and other assorted dire predictions – pastimes of the anxious, the fearful and the overwhelmingly worried . . . who doesn’t fit into one of those categories at one time or another? Even today’s sermon was on anxiety, an attempt to define it, to identify it, to pin it down – but
it is often as elusive as its causes, we can’t quite get a handle on our anxious feelings. We are living as if we are waiting for the other shoe to drop, in a perpetual state of alert and anticipation, an anticipation filled with dread, of something we cannot predict nor control. We find ourselves waiting on this next event, (the dropping of the other shoe) – something expected yet unexpected, something known (maybe from the dropping of the first shoe?) and yet unknown all at the same time. How to prepare? What to do?
It is unexpected in that we don’t know when the other shoe will drop, where it will happen or what form it will take. So we can’t plan for the dropping of the other shoe, we can’t add it to our schedule and make the necessary arrangements ahead of time to accommodate this inevitable event. It will happen when it happens. All we can do is to wait.
And we don’t like waiting, waiting and wondering, waiting and watching and wondering. And listening . . . that’s where this expression got its start – in the tenements of New York City, with apartments on top of each other, one would hear one’s upstairs neighbor enter, take off one shoe and drop it – then would follow the sound of the second shoe hitting the floor. It was predictable, it was the sound of the inevitable.
Today we use these words as an expression of our expectation that something undesirable is going to befall us, we just don’t know what or when – we are just waiting for “it” to happen. In the tenements, there was just one other shoe to drop and it was done. Today we all have so many shoes that it seems as if there is an inexhaustible supply of other shoes to drop.
So how do we live? Watchfully waiting, eagerly anticipating or defeatedly dreading what is to come? I think it all depends on what we are waiting for.
“We wait in hope for the Lord; He is our help and our shield.” (Psalm 33:20)

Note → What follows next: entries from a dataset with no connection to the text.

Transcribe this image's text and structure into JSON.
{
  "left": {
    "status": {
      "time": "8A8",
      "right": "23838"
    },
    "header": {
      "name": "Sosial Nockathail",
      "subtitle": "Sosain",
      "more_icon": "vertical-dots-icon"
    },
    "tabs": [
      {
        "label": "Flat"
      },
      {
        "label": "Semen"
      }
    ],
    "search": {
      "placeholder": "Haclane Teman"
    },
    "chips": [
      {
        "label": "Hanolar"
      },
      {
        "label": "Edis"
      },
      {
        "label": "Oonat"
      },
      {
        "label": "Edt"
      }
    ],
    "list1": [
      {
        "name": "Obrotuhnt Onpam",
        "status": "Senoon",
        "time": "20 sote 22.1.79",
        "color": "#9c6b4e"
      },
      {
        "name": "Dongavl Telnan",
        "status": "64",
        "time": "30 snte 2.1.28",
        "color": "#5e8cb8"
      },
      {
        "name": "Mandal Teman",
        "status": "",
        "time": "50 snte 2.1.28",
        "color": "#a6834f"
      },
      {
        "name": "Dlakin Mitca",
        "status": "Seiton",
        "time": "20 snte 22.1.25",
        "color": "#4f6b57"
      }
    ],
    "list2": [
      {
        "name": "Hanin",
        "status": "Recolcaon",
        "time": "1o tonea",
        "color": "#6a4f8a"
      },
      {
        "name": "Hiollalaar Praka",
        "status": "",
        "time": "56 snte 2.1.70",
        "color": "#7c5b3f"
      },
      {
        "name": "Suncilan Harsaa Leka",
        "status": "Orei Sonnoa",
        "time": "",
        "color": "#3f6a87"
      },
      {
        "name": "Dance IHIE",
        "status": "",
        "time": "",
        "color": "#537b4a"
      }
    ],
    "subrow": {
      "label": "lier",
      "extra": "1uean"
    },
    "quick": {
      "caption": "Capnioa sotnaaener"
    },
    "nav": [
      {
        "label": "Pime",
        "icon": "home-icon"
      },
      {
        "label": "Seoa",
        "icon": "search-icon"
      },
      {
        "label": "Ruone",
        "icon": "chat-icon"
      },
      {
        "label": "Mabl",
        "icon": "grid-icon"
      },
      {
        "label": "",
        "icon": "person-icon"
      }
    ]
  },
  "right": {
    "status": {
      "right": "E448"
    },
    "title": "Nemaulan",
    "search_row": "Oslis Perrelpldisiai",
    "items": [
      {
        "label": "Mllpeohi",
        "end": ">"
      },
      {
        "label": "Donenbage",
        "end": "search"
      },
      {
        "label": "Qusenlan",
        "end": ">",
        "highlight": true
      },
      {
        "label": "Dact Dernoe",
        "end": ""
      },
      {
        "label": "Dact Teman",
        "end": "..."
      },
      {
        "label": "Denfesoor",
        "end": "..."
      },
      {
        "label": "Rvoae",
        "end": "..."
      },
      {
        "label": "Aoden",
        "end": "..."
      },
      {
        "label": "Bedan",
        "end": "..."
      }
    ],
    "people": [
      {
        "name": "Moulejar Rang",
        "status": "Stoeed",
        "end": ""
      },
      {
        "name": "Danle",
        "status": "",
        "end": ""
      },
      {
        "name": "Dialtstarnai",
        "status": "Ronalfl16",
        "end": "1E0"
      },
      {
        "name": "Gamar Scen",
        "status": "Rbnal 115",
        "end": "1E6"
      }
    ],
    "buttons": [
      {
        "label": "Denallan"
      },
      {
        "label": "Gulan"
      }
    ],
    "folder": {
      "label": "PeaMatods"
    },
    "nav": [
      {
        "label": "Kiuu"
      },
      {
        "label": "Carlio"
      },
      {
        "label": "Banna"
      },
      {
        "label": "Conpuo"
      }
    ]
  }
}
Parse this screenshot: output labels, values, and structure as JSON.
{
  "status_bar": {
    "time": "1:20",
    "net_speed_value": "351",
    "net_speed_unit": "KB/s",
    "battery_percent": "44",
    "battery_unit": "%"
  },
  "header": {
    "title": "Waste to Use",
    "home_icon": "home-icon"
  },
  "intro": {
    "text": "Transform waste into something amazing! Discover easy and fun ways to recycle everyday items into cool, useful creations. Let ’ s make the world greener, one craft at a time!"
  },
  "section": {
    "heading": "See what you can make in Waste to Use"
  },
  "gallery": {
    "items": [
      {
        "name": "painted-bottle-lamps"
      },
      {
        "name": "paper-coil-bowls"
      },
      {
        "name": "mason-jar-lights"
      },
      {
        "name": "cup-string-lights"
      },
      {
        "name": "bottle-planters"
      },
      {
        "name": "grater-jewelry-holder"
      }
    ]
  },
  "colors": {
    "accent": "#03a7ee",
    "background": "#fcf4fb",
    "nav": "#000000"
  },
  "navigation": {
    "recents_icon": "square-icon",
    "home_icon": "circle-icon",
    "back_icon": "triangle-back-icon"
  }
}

“Not only so, but we ourselves, who have the firstfruits of the Spirit, groan inwardly as we wait eagerly for our adoption as sons, the redemption of our bodies. For in this hope we were saved. But hope that is seen is no hope at all. Who hopes for what he already has? But if we hope for what we do not yet have, we wait for it patiently.” (Romans 8:23-25)

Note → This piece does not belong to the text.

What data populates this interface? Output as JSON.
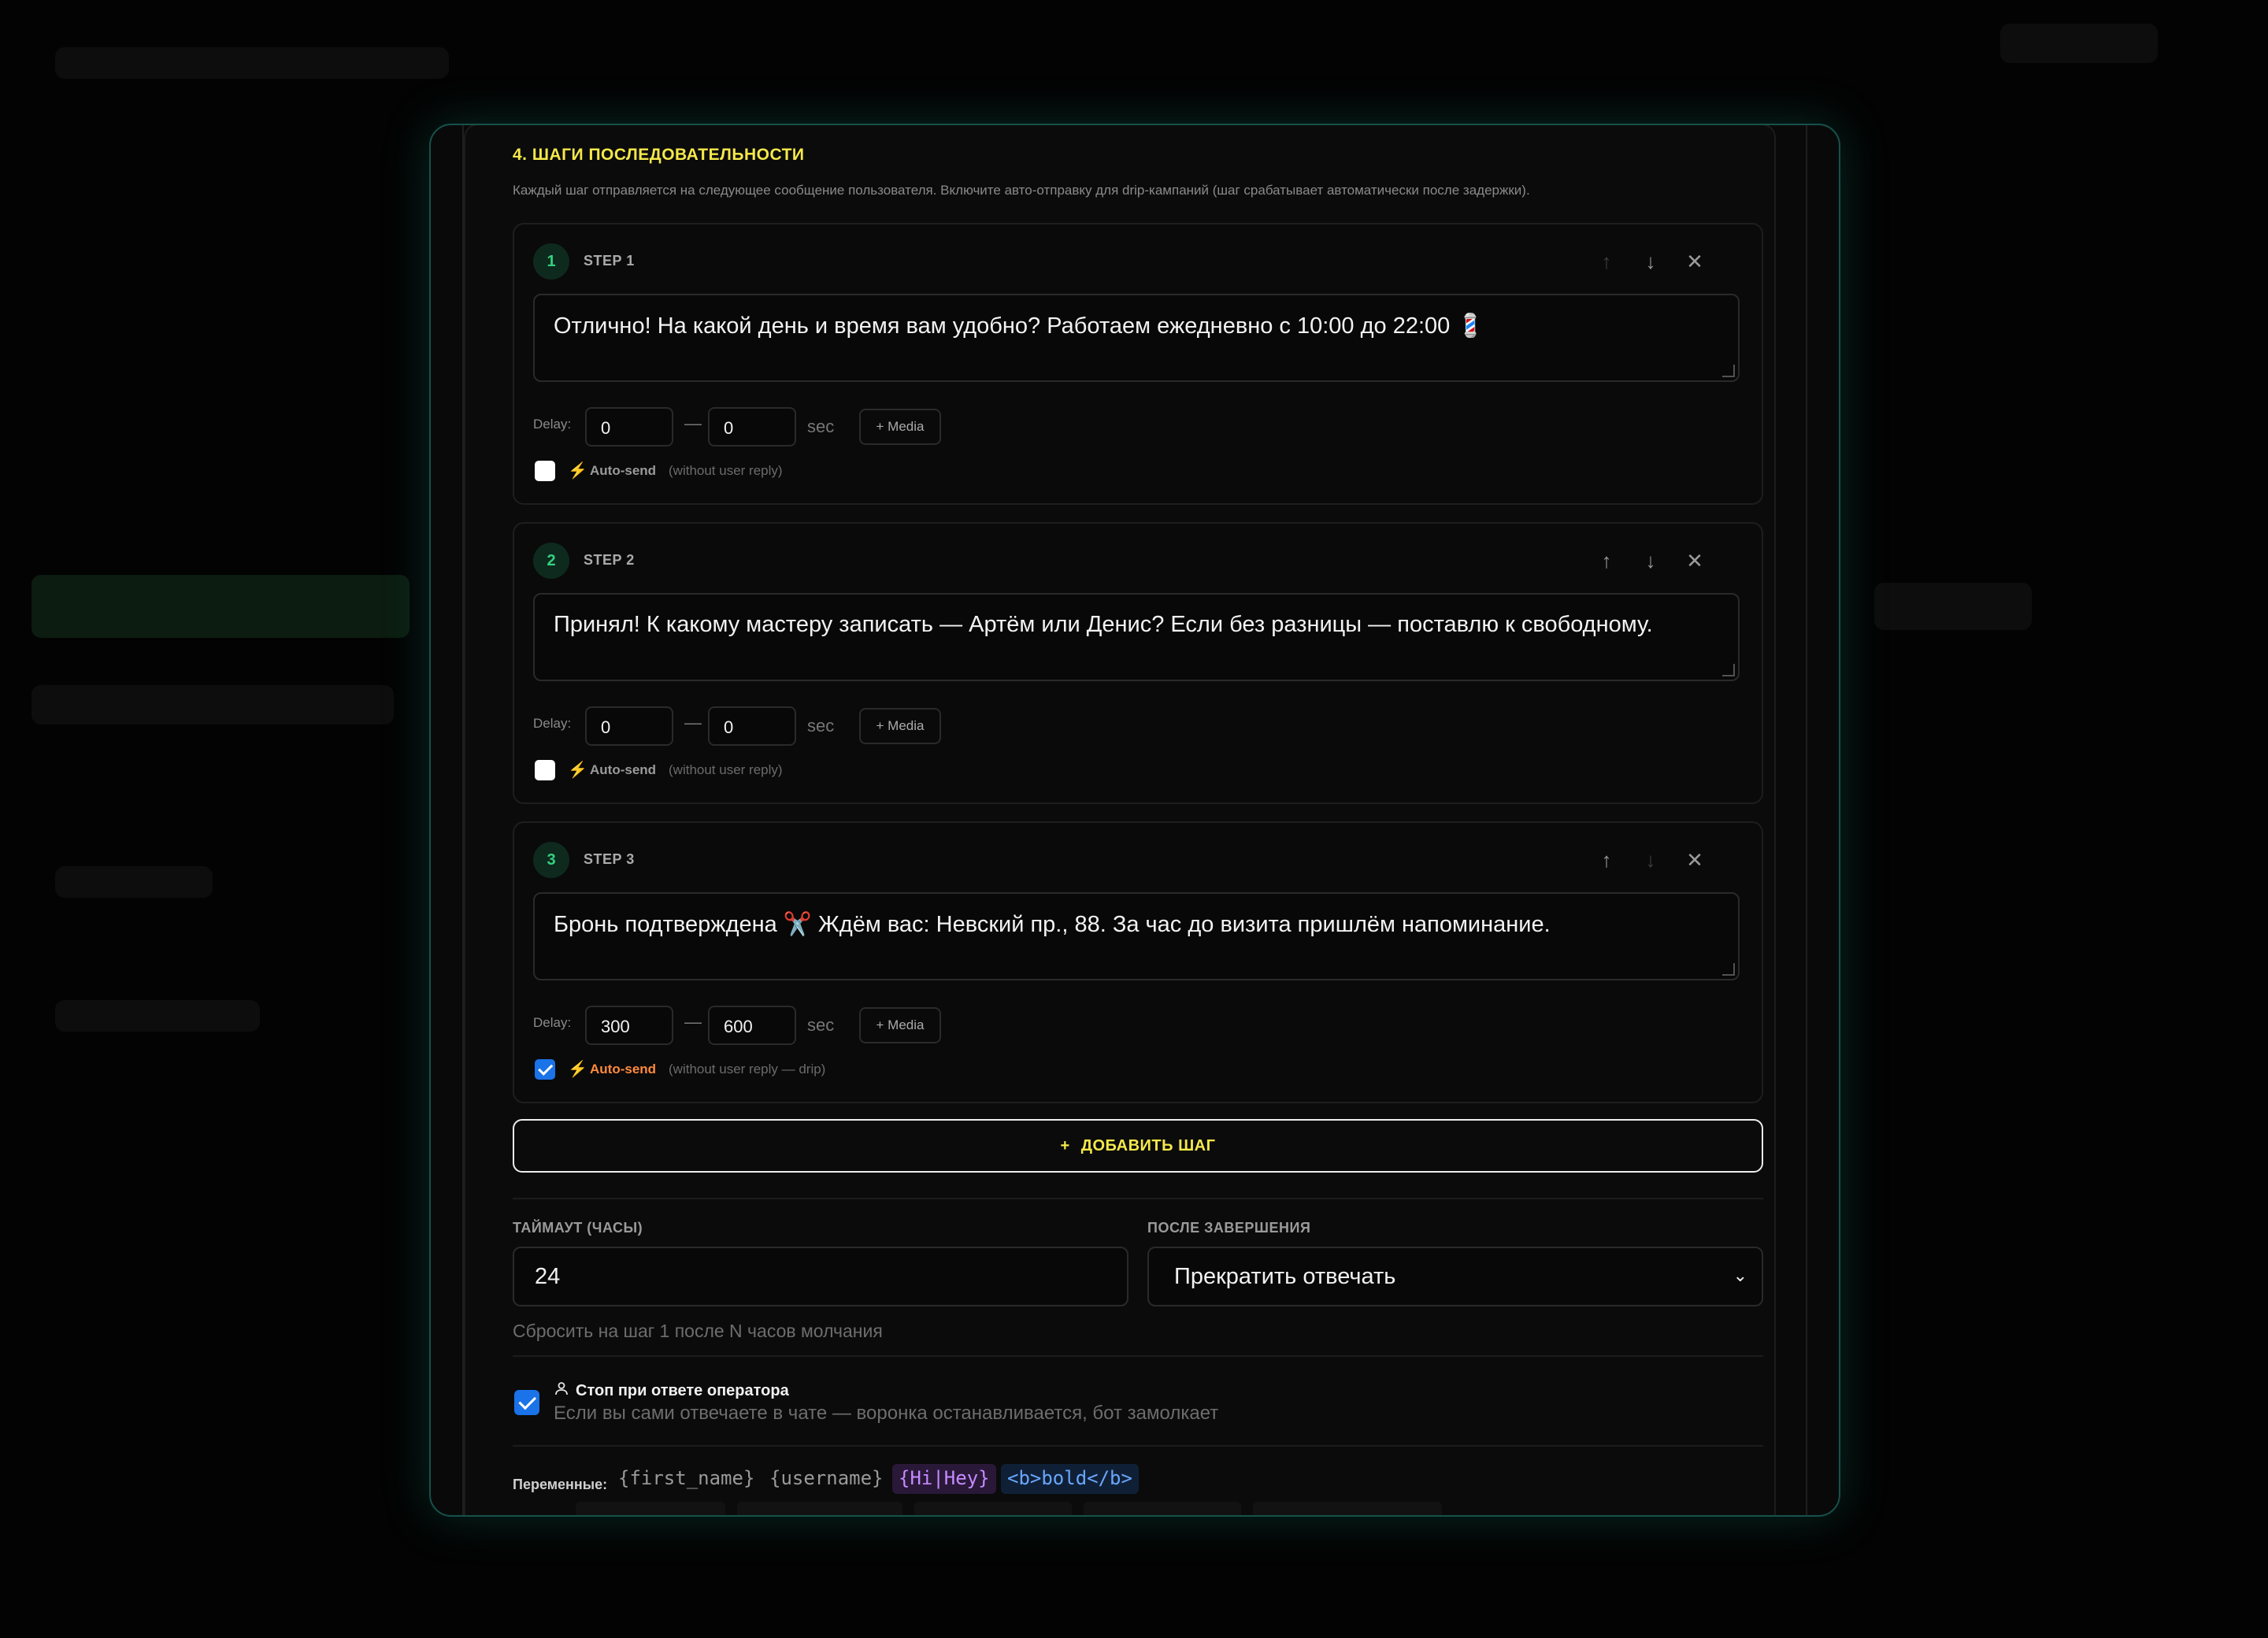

I like the translation (AMP) that says we wait with patience and composure. To me composure is the opposite of worry, anxiety or fear. We don’t have to live life always looking over our shoulder, waiting for the other shoe to drop. We can live life looking forward, forward to what we have been promised. And those promises are good, not something that would cause us anxiety, fear or worry. (like falling shoes)
” ‘For I know the plans I have for you,’ declares the Lord, ‘plans to prosper you and not to harm you, plans to give you hope and a future.’ ” (Jeremiah 29:11)
” . . . to live self-controlled, upright and godly lives in this present age, while we wait for the blessed hope – the glorious appearing of our great God and Savior, Jesus Christ,” (Titus 2:12-13)
“And if I go and prepare a place for you, I will come back and take you to be with Me that you also may be where I am.” (John 14:3)
We can have peace and joy and comfort as we wait in hope for the things that God has promised in His word. There may be shoes dropping all around us, even hitting us but we know –
” . . . In this world you will have trouble. But take heart! I have overcome the world.” (John 16:33)
I don’t have to live anxious, fearful or consumed by worry, waiting for the other shoe to drop. No, I can live with hope in the certainty of God’s promises and I can wait with patience, composure (which to me means being at peace) and persistence, knowing that when I do, I have this promise from Isaiah 40:31,
“but those who hope on the Lord will renew their strength. They will soar on wings like eagles; they will run and not grow weary, they will walk and not be faint.”
and they will not fear the dropping of the other shoe!
sincerely, Grace Day